== Segment start ==

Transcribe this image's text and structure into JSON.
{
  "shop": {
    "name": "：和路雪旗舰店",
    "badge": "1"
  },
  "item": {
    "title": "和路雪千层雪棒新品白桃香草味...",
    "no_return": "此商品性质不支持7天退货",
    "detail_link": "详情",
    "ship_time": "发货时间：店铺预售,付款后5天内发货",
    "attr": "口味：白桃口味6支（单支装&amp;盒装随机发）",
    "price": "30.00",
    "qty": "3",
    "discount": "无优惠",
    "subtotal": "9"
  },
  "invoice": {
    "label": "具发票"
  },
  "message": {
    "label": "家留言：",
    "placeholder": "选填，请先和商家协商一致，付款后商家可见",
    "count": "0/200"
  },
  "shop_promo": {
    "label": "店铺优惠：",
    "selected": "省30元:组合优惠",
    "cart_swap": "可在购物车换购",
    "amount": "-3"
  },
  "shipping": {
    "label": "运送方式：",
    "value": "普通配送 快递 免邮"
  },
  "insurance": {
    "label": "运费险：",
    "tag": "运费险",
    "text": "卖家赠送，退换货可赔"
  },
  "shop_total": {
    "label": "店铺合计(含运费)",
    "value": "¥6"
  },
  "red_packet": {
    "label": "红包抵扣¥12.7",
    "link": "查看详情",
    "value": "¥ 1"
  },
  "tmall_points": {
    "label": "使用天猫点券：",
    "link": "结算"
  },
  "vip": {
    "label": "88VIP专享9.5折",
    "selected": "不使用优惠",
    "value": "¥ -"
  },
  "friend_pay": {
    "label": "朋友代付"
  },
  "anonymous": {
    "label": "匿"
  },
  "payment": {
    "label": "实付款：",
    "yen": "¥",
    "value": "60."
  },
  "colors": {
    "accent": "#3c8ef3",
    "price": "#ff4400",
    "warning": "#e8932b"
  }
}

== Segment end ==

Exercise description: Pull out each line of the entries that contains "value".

Response box:
    "value": "普通配送 快递 免邮"
    "value": "¥6"
    "value": "¥ 1"
    "value": "¥ -"
    "value": "60."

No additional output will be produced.